Items listed in a dataset
-.-.-
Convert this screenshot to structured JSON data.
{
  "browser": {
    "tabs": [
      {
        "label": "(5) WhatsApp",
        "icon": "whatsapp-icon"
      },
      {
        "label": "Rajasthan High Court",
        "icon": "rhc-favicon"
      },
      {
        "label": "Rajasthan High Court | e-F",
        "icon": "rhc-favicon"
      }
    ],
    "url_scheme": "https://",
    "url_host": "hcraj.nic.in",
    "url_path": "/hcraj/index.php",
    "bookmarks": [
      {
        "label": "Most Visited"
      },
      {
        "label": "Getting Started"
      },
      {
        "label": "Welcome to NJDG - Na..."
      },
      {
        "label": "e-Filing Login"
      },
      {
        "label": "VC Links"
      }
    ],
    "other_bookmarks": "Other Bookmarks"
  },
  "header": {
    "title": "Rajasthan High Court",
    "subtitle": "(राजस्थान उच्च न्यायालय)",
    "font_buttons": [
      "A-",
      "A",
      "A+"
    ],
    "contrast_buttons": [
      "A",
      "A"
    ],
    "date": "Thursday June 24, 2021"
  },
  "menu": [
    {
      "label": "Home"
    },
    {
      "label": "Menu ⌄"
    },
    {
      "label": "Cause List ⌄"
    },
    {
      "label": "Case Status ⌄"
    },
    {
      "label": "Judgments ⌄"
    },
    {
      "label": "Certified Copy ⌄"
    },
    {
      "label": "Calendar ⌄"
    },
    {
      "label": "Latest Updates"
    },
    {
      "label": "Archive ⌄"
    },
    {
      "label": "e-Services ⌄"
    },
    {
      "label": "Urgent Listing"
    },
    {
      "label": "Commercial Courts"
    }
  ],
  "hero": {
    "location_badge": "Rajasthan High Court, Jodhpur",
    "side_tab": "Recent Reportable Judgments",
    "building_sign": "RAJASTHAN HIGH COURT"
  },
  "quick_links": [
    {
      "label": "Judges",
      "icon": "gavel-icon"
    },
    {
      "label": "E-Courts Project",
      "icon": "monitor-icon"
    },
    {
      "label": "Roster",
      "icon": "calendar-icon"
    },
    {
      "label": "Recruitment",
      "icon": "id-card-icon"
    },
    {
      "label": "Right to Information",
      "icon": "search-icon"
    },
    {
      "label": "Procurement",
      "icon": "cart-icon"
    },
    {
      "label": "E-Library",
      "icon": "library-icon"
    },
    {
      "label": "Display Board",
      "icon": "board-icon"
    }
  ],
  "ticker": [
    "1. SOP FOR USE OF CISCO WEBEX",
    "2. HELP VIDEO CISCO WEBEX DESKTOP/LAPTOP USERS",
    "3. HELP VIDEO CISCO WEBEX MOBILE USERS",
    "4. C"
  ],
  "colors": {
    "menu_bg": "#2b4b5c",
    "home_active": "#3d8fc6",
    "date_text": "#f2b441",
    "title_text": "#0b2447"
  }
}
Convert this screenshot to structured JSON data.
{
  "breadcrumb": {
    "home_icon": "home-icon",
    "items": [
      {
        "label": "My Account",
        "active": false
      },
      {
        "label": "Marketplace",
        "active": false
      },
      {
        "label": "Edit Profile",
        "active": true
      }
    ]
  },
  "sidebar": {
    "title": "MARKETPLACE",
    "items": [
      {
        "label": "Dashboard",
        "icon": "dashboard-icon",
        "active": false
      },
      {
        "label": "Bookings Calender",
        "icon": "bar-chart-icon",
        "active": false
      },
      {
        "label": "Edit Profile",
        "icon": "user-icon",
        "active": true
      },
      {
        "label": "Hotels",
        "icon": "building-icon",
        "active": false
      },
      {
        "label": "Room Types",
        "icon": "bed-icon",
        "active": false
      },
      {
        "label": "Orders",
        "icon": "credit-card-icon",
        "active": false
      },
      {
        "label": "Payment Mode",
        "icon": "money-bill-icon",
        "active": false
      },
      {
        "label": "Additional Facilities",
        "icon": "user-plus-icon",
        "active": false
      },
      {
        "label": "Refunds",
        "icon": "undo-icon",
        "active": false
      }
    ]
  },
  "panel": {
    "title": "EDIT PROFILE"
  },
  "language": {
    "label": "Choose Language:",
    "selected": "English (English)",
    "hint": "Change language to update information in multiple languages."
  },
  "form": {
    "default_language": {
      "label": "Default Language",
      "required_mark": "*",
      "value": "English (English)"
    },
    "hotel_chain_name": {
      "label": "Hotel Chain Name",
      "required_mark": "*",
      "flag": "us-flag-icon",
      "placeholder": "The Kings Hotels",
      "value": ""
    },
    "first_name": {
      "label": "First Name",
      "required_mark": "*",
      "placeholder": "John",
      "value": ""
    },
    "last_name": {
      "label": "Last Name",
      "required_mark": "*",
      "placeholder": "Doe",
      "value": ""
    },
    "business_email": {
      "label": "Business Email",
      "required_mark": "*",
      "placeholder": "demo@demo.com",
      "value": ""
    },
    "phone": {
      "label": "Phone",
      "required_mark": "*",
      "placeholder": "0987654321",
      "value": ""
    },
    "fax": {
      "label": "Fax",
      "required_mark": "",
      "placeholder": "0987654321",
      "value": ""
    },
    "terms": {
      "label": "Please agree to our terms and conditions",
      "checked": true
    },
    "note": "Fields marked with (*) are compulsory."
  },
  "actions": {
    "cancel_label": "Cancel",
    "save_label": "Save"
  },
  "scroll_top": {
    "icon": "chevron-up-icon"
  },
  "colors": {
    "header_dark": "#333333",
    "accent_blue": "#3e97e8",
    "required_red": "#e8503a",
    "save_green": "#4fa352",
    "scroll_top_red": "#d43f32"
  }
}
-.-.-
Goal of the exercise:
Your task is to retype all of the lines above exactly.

Exercise result:
Convert this screenshot to structured JSON data.
{
  "browser": {
    "tabs": [
      {
        "label": "(5) WhatsApp",
        "icon": "whatsapp-icon"
      },
      {
        "label": "Rajasthan High Court",
        "icon": "rhc-favicon"
      },
      {
        "label": "Rajasthan High Court | e-F",
        "icon": "rhc-favicon"
      }
    ],
    "url_scheme": "https://",
    "url_host": "hcraj.nic.in",
    "url_path": "/hcraj/index.php",
    "bookmarks": [
      {
        "label": "Most Visited"
      },
      {
        "label": "Getting Started"
      },
      {
        "label": "Welcome to NJDG - Na..."
      },
      {
        "label": "e-Filing Login"
      },
      {
        "label": "VC Links"
      }
    ],
    "other_bookmarks": "Other Bookmarks"
  },
  "header": {
    "title": "Rajasthan High Court",
    "subtitle": "(राजस्थान उच्च न्यायालय)",
    "font_buttons": [
      "A-",
      "A",
      "A+"
    ],
    "contrast_buttons": [
      "A",
      "A"
    ],
    "date": "Thursday June 24, 2021"
  },
  "menu": [
    {
      "label": "Home"
    },
    {
      "label": "Menu ⌄"
    },
    {
      "label": "Cause List ⌄"
    },
    {
      "label": "Case Status ⌄"
    },
    {
      "label": "Judgments ⌄"
    },
    {
      "label": "Certified Copy ⌄"
    },
    {
      "label": "Calendar ⌄"
    },
    {
      "label": "Latest Updates"
    },
    {
      "label": "Archive ⌄"
    },
    {
      "label": "e-Services ⌄"
    },
    {
      "label": "Urgent Listing"
    },
    {
      "label": "Commercial Courts"
    }
  ],
  "hero": {
    "location_badge": "Rajasthan High Court, Jodhpur",
    "side_tab": "Recent Reportable Judgments",
    "building_sign": "RAJASTHAN HIGH COURT"
  },
  "quick_links": [
    {
      "label": "Judges",
      "icon": "gavel-icon"
    },
    {
      "label": "E-Courts Project",
      "icon": "monitor-icon"
    },
    {
      "label": "Roster",
      "icon": "calendar-icon"
    },
    {
      "label": "Recruitment",
      "icon": "id-card-icon"
    },
    {
      "label": "Right to Information",
      "icon": "search-icon"
    },
    {
      "label": "Procurement",
      "icon": "cart-icon"
    },
    {
      "label": "E-Library",
      "icon": "library-icon"
    },
    {
      "label": "Display Board",
      "icon": "board-icon"
    }
  ],
  "ticker": [
    "1. SOP FOR USE OF CISCO WEBEX",
    "2. HELP VIDEO CISCO WEBEX DESKTOP/LAPTOP USERS",
    "3. HELP VIDEO CISCO WEBEX MOBILE USERS",
    "4. C"
  ],
  "colors": {
    "menu_bg": "#2b4b5c",
    "home_active": "#3d8fc6",
    "date_text": "#f2b441",
    "title_text": "#0b2447"
  }
}
Convert this screenshot to structured JSON data.
{
  "breadcrumb": {
    "home_icon": "home-icon",
    "items": [
      {
        "label": "My Account",
        "active": false
      },
      {
        "label": "Marketplace",
        "active": false
      },
      {
        "label": "Edit Profile",
        "active": true
      }
    ]
  },
  "sidebar": {
    "title": "MARKETPLACE",
    "items": [
      {
        "label": "Dashboard",
        "icon": "dashboard-icon",
        "active": false
      },
      {
        "label": "Bookings Calender",
        "icon": "bar-chart-icon",
        "active": false
      },
      {
        "label": "Edit Profile",
        "icon": "user-icon",
        "active": true
      },
      {
        "label": "Hotels",
        "icon": "building-icon",
        "active": false
      },
      {
        "label": "Room Types",
        "icon": "bed-icon",
        "active": false
      },
      {
        "label": "Orders",
        "icon": "credit-card-icon",
        "active": false
      },
      {
        "label": "Payment Mode",
        "icon": "money-bill-icon",
        "active": false
      },
      {
        "label": "Additional Facilities",
        "icon": "user-plus-icon",
        "active": false
      },
      {
        "label": "Refunds",
        "icon": "undo-icon",
        "active": false
      }
    ]
  },
  "panel": {
    "title": "EDIT PROFILE"
  },
  "language": {
    "label": "Choose Language:",
    "selected": "English (English)",
    "hint": "Change language to update information in multiple languages."
  },
  "form": {
    "default_language": {
      "label": "Default Language",
      "required_mark": "*",
      "value": "English (English)"
    },
    "hotel_chain_name": {
      "label": "Hotel Chain Name",
      "required_mark": "*",
      "flag": "us-flag-icon",
      "placeholder": "The Kings Hotels",
      "value": ""
    },
    "first_name": {
      "label": "First Name",
      "required_mark": "*",
      "placeholder": "John",
      "value": ""
    },
    "last_name": {
      "label": "Last Name",
      "required_mark": "*",
      "placeholder": "Doe",
      "value": ""
    },
    "business_email": {
      "label": "Business Email",
      "required_mark": "*",
      "placeholder": "demo@demo.com",
      "value": ""
    },
    "phone": {
      "label": "Phone",
      "required_mark": "*",
      "placeholder": "0987654321",
      "value": ""
    },
    "fax": {
      "label": "Fax",
      "required_mark": "",
      "placeholder": "0987654321",
      "value": ""
    },
    "terms": {
      "label": "Please agree to our terms and conditions",
      "checked": true
    },
    "note": "Fields marked with (*) are compulsory."
  },
  "actions": {
    "cancel_label": "Cancel",
    "save_label": "Save"
  },
  "scroll_top": {
    "icon": "chevron-up-icon"
  },
  "colors": {
    "header_dark": "#333333",
    "accent_blue": "#3e97e8",
    "required_red": "#e8503a",
    "save_green": "#4fa352",
    "scroll_top_red": "#d43f32"
  }
}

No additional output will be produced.